### TASK ITEM
Repeat, word for word, each of the records shown below, without their pictures.

### INFORMATION SUPPLIED
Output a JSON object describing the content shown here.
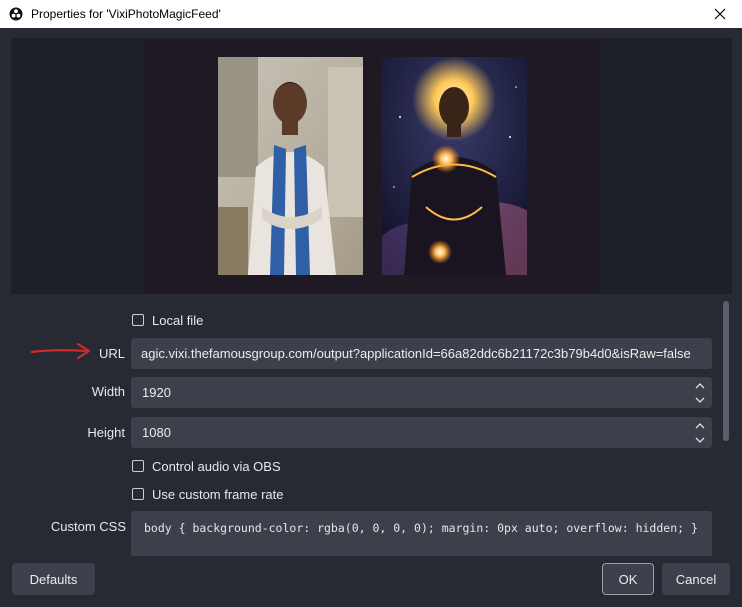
{
  "window": {
    "title": "Properties for 'VixiPhotoMagicFeed'"
  },
  "form": {
    "local_file_label": "Local file",
    "url_label": "URL",
    "url_value": "agic.vixi.thefamousgroup.com/output?applicationId=66a82ddc6b21172c3b79b4d0&isRaw=false",
    "width_label": "Width",
    "width_value": "1920",
    "height_label": "Height",
    "height_value": "1080",
    "control_audio_label": "Control audio via OBS",
    "custom_frame_rate_label": "Use custom frame rate",
    "custom_css_label": "Custom CSS",
    "custom_css_value": "body { background-color: rgba(0, 0, 0, 0); margin: 0px auto; overflow: hidden; }"
  },
  "buttons": {
    "defaults": "Defaults",
    "ok": "OK",
    "cancel": "Cancel"
  },
  "colors": {
    "background": "#272a33",
    "field": "#3c404b",
    "annotation_arrow": "#d42a2a"
  },
  "icons": {
    "app": "obs-logo-icon",
    "close": "close-icon",
    "spin_up": "chevron-up-icon",
    "spin_down": "chevron-down-icon"
  }
}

### TASK RESULT
Output a JSON object describing the content shown here.
{
  "window": {
    "title": "Properties for 'VixiPhotoMagicFeed'"
  },
  "form": {
    "local_file_label": "Local file",
    "url_label": "URL",
    "url_value": "agic.vixi.thefamousgroup.com/output?applicationId=66a82ddc6b21172c3b79b4d0&isRaw=false",
    "width_label": "Width",
    "width_value": "1920",
    "height_label": "Height",
    "height_value": "1080",
    "control_audio_label": "Control audio via OBS",
    "custom_frame_rate_label": "Use custom frame rate",
    "custom_css_label": "Custom CSS",
    "custom_css_value": "body { background-color: rgba(0, 0, 0, 0); margin: 0px auto; overflow: hidden; }"
  },
  "buttons": {
    "defaults": "Defaults",
    "ok": "OK",
    "cancel": "Cancel"
  },
  "colors": {
    "background": "#272a33",
    "field": "#3c404b",
    "annotation_arrow": "#d42a2a"
  },
  "icons": {
    "app": "obs-logo-icon",
    "close": "close-icon",
    "spin_up": "chevron-up-icon",
    "spin_down": "chevron-down-icon"
  }
}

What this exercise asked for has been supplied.